Nii Boye is known as one of the top Ghanaian drummers of his generation, and is credited with many popular innovations in the Kete drumming style. Nii Boye was lead drummer of the Nsuase Kete Group, one of the most well-known Kete groups in Asante. When living in Ghana, Nii Boye also played with the Centre for National Culture, as well as Bishop Sarpong’s Cultural Troupe. Nii Boye currently lives in New Jersey, and regularly performs with the Ahenema Cultural Group.
Michael Ofori is a multifaceted performing artist from Ghana. He has been drumming since childhood, learning from many master drummers from the Center for National Culture in Kumasi. Michael’s creative interests lie in African performing arts traditions. He has performed with Amammer?so Agofomma (Cultural Center’s Folkloric group), Azaguno Inc. (Athens, Ohio) Manhyia Tete Nnwomkr? (The Ashanti King’s Singing and Drumming Ensemble), The Ghana Dance Ensemble at University of Ghana, The National Dance Company at the National Theater of Ghana and NOYAM Dance Institute. Michael holds a BFA in Theater and Dance from University of Ghana, an MA in African Studies from Ohio University and is currently pursuing an MFA in Theater Education at Boston University. He is excited to be sharing his music with all.
Ben Paulding is an American percussionist who extensively lived in Kumasi, Ghana, drumming on national television and performing for Ghanaian presidents, traditional chiefs and queen mothers. In West Africa, Ben had over 200 performances with the Centre for National Culture and the Nsuase Kete Group. Ben currently lives in Boston where he directs the Fafali music and dance ensemble at Brandeis University, serves as Drum Leader for the Agbekor Drum and Dance Society, and instructs the Hyde Park Youth Percussion Ensemble. Publishing credits include the chapter “ Kete for the International Percussion Community” , in Discourses in African Musicology: J.H. Kwabena Nketia Festschrift (ed. Kwasi Ampene, 2015), as well as multiple articles on African drumming for Rhythm! Scene, digital magazine of the Percussive Arts Society.
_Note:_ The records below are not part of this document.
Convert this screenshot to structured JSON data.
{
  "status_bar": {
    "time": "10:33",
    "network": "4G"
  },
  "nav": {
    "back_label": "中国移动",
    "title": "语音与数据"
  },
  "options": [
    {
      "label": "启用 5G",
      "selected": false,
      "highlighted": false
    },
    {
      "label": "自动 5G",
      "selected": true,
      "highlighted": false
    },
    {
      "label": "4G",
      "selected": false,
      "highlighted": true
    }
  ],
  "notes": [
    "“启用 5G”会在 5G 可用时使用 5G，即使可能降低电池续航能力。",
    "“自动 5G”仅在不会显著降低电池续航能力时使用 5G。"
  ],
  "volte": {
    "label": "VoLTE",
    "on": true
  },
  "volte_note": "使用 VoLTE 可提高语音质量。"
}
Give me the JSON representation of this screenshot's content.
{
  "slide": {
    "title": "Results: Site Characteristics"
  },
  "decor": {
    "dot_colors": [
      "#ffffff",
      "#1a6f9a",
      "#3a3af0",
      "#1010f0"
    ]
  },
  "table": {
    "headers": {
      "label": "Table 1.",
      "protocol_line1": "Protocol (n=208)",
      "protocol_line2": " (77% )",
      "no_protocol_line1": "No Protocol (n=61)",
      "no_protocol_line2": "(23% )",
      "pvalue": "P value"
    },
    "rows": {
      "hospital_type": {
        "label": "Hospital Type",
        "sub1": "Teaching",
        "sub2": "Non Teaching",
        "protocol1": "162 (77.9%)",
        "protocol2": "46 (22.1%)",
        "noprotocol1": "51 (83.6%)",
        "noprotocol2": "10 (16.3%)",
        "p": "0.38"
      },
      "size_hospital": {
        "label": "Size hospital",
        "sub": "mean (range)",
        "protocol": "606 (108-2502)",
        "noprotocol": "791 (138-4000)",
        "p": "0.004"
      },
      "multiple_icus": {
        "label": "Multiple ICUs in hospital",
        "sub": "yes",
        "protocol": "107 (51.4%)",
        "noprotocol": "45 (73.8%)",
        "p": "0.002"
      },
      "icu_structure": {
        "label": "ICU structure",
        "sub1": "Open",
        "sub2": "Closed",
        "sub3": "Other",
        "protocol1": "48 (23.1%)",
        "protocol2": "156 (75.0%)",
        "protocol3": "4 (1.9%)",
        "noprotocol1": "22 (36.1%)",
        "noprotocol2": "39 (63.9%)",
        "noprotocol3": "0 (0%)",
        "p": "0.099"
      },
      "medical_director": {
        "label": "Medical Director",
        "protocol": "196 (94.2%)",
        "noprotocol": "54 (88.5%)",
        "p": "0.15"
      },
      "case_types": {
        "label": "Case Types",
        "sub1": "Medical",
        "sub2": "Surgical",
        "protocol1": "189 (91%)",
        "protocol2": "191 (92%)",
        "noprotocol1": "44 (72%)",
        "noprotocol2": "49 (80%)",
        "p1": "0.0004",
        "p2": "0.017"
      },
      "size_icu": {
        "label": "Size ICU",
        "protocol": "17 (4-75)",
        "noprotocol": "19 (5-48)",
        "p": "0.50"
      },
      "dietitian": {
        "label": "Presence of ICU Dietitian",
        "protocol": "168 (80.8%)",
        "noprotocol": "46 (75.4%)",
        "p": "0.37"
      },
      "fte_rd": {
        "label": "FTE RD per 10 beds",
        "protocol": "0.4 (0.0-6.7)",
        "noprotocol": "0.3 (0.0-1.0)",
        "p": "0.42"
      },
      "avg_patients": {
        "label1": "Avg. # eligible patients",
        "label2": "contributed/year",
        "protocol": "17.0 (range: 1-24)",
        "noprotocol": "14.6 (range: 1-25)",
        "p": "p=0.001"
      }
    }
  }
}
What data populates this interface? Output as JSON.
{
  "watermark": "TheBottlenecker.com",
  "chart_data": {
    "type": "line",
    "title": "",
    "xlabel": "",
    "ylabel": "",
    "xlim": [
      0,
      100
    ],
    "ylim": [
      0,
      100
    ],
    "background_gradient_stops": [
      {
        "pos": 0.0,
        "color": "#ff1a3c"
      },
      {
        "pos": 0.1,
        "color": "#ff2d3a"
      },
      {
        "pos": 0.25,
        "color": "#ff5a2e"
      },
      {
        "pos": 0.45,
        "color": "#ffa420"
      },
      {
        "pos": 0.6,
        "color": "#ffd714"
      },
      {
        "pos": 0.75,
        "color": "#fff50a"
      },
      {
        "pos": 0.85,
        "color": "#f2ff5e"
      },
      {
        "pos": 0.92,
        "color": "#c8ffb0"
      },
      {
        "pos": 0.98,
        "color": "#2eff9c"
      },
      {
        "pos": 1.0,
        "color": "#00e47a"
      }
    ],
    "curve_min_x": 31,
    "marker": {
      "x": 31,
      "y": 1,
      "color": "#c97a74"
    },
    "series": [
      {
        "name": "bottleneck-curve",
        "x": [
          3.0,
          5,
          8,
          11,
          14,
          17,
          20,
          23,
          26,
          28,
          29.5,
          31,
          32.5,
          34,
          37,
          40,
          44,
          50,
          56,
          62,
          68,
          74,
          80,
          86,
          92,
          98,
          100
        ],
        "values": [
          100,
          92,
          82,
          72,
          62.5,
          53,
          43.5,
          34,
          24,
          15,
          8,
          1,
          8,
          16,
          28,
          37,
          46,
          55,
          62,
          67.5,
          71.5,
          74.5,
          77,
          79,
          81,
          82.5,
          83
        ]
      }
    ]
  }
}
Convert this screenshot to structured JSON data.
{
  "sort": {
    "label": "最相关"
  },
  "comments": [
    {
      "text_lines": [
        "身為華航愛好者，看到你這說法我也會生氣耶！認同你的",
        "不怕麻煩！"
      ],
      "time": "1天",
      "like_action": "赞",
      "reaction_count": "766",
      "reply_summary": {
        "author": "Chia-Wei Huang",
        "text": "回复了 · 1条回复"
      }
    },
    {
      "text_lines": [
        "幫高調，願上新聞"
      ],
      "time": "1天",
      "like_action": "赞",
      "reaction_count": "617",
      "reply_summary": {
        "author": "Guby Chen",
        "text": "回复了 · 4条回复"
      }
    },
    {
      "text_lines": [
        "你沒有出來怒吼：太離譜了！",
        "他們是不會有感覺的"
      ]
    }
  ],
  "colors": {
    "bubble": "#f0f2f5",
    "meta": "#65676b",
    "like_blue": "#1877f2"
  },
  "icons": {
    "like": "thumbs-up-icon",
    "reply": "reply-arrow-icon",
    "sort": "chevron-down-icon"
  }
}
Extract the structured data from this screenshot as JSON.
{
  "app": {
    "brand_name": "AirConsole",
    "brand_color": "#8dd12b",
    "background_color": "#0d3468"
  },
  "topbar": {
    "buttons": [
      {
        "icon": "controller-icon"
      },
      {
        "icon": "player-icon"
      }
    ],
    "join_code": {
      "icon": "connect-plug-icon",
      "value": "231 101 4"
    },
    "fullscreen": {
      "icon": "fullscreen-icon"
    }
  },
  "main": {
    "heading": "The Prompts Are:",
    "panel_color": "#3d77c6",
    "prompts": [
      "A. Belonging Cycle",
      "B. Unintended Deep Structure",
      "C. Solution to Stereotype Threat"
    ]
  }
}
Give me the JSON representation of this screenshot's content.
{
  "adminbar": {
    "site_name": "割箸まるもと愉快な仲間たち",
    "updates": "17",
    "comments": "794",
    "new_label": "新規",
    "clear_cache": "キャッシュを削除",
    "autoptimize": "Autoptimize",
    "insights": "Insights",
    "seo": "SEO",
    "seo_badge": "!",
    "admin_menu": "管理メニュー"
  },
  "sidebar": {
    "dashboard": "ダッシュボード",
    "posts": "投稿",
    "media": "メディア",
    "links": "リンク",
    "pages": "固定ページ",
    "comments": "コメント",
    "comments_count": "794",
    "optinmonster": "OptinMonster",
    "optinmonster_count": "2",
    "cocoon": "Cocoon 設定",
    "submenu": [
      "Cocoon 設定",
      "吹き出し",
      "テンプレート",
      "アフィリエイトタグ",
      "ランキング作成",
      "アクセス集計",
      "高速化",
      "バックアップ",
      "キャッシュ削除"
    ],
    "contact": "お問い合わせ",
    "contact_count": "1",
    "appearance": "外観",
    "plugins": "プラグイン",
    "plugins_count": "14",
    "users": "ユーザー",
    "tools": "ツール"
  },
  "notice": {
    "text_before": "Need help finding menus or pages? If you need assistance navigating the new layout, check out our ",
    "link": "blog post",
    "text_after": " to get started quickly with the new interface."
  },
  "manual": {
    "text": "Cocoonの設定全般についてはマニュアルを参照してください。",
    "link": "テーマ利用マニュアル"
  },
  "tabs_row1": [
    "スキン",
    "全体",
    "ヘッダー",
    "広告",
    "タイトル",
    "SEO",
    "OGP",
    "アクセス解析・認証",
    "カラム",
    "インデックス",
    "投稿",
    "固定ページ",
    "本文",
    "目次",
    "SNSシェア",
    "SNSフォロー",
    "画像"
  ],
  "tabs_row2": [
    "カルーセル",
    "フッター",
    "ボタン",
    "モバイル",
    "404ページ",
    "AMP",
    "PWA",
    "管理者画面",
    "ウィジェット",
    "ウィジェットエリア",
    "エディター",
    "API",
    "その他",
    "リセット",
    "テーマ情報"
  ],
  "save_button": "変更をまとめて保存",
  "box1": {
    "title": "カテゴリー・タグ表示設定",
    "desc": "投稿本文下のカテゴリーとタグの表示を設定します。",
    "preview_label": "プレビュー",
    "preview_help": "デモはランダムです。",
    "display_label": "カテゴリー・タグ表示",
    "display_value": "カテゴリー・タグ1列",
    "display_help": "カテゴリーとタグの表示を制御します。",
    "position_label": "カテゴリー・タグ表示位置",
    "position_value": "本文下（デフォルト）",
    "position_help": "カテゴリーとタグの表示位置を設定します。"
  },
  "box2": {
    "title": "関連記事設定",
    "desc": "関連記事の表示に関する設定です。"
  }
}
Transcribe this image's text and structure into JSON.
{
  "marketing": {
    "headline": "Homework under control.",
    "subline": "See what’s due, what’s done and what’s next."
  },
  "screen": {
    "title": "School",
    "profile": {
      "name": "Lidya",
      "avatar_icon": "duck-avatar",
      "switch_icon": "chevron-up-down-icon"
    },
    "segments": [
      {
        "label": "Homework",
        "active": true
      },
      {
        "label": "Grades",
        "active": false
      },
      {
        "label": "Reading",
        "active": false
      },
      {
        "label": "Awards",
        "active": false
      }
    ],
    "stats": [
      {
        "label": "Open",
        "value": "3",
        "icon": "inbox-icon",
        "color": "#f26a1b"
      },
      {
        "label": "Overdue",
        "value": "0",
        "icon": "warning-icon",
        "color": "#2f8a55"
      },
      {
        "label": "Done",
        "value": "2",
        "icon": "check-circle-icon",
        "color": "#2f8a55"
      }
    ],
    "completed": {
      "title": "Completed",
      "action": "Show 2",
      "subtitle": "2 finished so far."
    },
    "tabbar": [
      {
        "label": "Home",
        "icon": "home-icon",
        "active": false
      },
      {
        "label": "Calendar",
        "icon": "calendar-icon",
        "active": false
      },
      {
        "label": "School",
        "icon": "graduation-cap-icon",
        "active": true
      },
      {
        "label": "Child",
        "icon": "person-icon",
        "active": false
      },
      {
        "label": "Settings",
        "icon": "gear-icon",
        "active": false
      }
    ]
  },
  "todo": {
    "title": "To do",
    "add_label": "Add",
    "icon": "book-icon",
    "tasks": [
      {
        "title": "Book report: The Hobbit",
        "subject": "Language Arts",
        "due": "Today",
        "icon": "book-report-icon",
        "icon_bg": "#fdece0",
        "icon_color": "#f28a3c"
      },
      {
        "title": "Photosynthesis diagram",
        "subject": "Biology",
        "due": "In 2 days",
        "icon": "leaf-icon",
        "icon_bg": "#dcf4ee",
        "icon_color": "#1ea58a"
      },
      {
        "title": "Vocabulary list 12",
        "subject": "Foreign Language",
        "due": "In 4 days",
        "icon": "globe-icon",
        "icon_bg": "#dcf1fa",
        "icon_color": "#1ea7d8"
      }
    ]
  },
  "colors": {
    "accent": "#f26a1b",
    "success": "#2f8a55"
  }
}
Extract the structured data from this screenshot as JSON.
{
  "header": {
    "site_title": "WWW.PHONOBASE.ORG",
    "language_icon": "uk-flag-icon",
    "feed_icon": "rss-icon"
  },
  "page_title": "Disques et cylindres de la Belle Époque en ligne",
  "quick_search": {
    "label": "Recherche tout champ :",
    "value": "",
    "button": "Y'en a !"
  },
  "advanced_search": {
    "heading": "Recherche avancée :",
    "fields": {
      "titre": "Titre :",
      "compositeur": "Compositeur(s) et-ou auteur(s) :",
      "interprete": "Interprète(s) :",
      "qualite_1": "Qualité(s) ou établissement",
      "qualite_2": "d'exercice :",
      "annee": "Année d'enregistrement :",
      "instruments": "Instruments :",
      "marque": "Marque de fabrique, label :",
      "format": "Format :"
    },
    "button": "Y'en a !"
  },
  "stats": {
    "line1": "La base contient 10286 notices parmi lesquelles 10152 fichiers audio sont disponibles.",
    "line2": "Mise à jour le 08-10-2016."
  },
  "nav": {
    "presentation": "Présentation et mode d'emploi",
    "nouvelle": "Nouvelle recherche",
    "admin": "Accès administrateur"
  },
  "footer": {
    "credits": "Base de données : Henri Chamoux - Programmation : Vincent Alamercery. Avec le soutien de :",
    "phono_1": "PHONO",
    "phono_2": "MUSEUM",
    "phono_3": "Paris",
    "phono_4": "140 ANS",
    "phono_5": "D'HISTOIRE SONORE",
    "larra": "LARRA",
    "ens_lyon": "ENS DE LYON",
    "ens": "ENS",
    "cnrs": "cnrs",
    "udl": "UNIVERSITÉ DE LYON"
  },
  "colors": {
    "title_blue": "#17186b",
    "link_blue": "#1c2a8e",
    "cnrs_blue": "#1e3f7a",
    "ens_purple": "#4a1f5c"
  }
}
Ryan Loud graduated with honors from UMass Dartmouth. He holds a bachelors degree in percussion performance with a focus in jazz and world music studies. After graduating, Ryan went on to teach as a percussion specialist at King Philip High School in Wrentham, a position he has now held for thirteen years. Upon arriving at King Philip, Ryan started a program called “World Percussion” . Unique to its kind in the New England area, students perform in a West African music ensemble, a Steel Pan ensemble, as well as study Afro-Cuban styles. Ryan was also a temporary professor at UMass from 2013-2015, teaching West African music. Ryan continues to perform professionally throughout New England on drum set, vibraphone and world drums.